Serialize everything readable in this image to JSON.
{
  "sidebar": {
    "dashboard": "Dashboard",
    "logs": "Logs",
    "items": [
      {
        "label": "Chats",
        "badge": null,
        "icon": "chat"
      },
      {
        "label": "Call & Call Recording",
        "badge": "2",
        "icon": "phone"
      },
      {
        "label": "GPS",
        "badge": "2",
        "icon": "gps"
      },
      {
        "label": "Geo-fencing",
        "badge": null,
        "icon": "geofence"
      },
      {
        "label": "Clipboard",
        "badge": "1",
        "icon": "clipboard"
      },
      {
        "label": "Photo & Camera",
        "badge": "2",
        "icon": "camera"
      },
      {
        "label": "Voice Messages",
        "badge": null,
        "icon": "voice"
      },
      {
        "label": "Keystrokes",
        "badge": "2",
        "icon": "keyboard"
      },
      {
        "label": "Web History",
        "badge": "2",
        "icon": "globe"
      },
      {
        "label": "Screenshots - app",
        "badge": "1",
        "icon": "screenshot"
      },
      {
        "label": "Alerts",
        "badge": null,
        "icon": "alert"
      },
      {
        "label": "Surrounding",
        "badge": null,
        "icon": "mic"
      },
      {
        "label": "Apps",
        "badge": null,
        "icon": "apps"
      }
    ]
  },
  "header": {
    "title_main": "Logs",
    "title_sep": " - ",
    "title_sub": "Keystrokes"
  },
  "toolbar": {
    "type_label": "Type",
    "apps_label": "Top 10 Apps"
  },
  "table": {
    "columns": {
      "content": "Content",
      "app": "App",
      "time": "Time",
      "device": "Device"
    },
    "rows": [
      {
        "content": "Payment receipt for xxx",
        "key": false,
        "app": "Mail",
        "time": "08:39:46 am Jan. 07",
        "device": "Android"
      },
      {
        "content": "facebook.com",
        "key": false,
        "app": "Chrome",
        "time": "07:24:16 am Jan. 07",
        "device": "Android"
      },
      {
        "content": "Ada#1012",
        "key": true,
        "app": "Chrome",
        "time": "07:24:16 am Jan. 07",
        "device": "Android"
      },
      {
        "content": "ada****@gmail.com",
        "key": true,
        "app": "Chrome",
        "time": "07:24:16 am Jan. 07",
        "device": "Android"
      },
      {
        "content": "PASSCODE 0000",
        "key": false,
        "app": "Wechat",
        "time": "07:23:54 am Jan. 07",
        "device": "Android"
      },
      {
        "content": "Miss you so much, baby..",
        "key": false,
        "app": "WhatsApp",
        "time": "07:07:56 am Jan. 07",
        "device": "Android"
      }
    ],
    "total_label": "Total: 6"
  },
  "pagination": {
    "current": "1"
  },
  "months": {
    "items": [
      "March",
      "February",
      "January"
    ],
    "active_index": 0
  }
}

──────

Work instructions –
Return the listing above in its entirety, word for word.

Finished task –
Serialize everything readable in this image to JSON.
{
  "sidebar": {
    "dashboard": "Dashboard",
    "logs": "Logs",
    "items": [
      {
        "label": "Chats",
        "badge": null,
        "icon": "chat"
      },
      {
        "label": "Call & Call Recording",
        "badge": "2",
        "icon": "phone"
      },
      {
        "label": "GPS",
        "badge": "2",
        "icon": "gps"
      },
      {
        "label": "Geo-fencing",
        "badge": null,
        "icon": "geofence"
      },
      {
        "label": "Clipboard",
        "badge": "1",
        "icon": "clipboard"
      },
      {
        "label": "Photo & Camera",
        "badge": "2",
        "icon": "camera"
      },
      {
        "label": "Voice Messages",
        "badge": null,
        "icon": "voice"
      },
      {
        "label": "Keystrokes",
        "badge": "2",
        "icon": "keyboard"
      },
      {
        "label": "Web History",
        "badge": "2",
        "icon": "globe"
      },
      {
        "label": "Screenshots - app",
        "badge": "1",
        "icon": "screenshot"
      },
      {
        "label": "Alerts",
        "badge": null,
        "icon": "alert"
      },
      {
        "label": "Surrounding",
        "badge": null,
        "icon": "mic"
      },
      {
        "label": "Apps",
        "badge": null,
        "icon": "apps"
      }
    ]
  },
  "header": {
    "title_main": "Logs",
    "title_sep": " - ",
    "title_sub": "Keystrokes"
  },
  "toolbar": {
    "type_label": "Type",
    "apps_label": "Top 10 Apps"
  },
  "table": {
    "columns": {
      "content": "Content",
      "app": "App",
      "time": "Time",
      "device": "Device"
    },
    "rows": [
      {
        "content": "Payment receipt for xxx",
        "key": false,
        "app": "Mail",
        "time": "08:39:46 am Jan. 07",
        "device": "Android"
      },
      {
        "content": "facebook.com",
        "key": false,
        "app": "Chrome",
        "time": "07:24:16 am Jan. 07",
        "device": "Android"
      },
      {
        "content": "Ada#1012",
        "key": true,
        "app": "Chrome",
        "time": "07:24:16 am Jan. 07",
        "device": "Android"
      },
      {
        "content": "ada****@gmail.com",
        "key": true,
        "app": "Chrome",
        "time": "07:24:16 am Jan. 07",
        "device": "Android"
      },
      {
        "content": "PASSCODE 0000",
        "key": false,
        "app": "Wechat",
        "time": "07:23:54 am Jan. 07",
        "device": "Android"
      },
      {
        "content": "Miss you so much, baby..",
        "key": false,
        "app": "WhatsApp",
        "time": "07:07:56 am Jan. 07",
        "device": "Android"
      }
    ],
    "total_label": "Total: 6"
  },
  "pagination": {
    "current": "1"
  },
  "months": {
    "items": [
      "March",
      "February",
      "January"
    ],
    "active_index": 0
  }
}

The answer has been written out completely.